- **What this task involves**:
Say how many lines in the entries hold the string "title", giving the number by itself.

- **Data extract**:
+===+

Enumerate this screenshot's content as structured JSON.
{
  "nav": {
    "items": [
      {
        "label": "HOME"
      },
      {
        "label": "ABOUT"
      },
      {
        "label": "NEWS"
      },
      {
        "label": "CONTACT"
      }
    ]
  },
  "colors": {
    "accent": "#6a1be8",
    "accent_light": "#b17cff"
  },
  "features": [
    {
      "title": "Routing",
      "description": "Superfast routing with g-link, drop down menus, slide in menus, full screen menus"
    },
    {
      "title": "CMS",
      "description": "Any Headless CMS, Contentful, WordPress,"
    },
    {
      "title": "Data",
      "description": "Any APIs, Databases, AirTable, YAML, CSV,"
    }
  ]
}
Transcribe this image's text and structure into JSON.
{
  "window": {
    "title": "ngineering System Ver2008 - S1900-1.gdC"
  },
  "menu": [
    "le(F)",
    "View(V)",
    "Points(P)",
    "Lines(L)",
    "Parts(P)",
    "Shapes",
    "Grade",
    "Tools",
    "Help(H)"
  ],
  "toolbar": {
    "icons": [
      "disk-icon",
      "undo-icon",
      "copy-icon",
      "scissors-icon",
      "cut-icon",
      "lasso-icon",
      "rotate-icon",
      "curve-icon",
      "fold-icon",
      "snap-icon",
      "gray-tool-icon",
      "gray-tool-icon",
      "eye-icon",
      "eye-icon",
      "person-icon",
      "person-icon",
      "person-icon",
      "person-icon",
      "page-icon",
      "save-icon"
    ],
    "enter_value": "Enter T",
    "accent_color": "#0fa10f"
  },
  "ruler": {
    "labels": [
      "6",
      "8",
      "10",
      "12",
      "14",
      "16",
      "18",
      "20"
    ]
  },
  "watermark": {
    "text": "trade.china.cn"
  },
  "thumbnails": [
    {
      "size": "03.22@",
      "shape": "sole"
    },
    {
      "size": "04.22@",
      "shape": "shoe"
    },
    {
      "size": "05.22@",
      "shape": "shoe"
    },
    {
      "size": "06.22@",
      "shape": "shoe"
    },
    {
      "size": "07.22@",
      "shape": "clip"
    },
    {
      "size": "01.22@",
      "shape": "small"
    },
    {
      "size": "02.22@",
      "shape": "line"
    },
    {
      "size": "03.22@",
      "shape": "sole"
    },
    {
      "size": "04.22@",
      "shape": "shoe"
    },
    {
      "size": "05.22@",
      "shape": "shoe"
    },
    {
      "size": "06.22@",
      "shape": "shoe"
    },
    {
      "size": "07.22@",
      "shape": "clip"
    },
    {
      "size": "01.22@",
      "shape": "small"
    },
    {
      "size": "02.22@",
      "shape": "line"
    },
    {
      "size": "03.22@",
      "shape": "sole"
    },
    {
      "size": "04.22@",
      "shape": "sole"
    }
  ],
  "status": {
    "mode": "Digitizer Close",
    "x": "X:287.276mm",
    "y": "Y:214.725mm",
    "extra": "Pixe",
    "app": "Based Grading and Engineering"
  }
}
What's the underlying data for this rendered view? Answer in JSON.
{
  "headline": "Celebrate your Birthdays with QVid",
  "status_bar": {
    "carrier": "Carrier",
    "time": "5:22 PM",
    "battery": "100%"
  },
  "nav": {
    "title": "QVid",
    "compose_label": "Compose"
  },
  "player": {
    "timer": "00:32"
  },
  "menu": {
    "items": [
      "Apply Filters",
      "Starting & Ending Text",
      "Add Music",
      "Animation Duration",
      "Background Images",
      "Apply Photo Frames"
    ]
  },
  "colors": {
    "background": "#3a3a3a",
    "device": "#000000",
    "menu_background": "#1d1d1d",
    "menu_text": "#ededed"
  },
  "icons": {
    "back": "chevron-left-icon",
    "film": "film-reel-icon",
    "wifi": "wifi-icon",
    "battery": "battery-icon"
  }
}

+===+

- **Final answer**:
5